*** Opening of Dataset records ***
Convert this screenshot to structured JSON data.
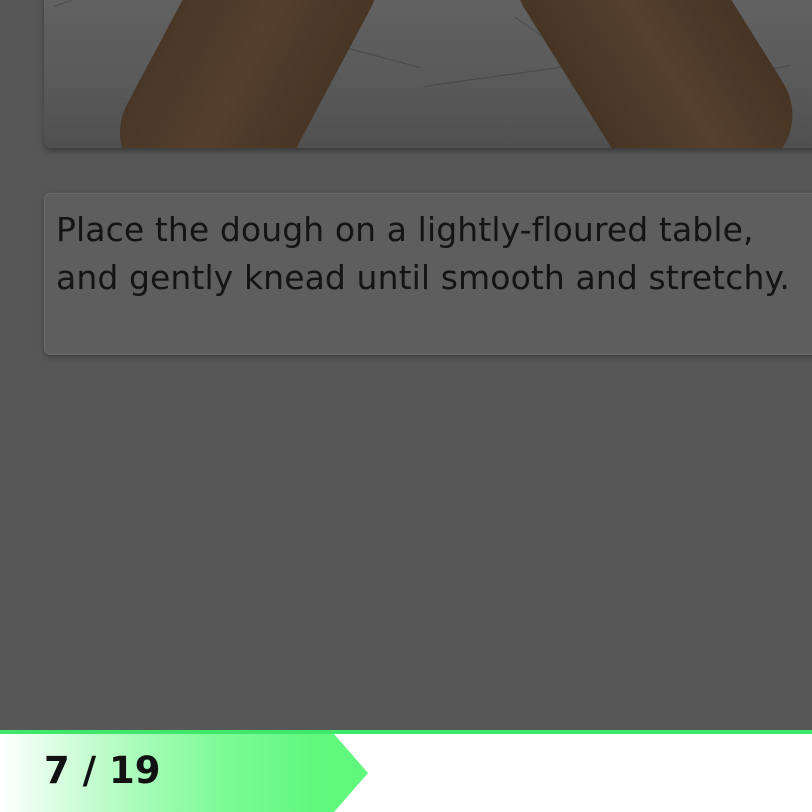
{
  "step": {
    "instruction": "Place the dough on a lightly-floured table, and gently knead until smooth and stretchy.",
    "current": 7,
    "total": 19,
    "counter_text": "7 / 19"
  },
  "progress": {
    "fraction": 0.368,
    "accent_color": "#3fe86a"
  },
  "image": {
    "subject": "hands-kneading-dough-photo"
  }
}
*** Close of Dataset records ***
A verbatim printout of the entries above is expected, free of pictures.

Convert this screenshot to structured JSON data.
{
  "step": {
    "instruction": "Place the dough on a lightly-floured table, and gently knead until smooth and stretchy.",
    "current": 7,
    "total": 19,
    "counter_text": "7 / 19"
  },
  "progress": {
    "fraction": 0.368,
    "accent_color": "#3fe86a"
  },
  "image": {
    "subject": "hands-kneading-dough-photo"
  }
}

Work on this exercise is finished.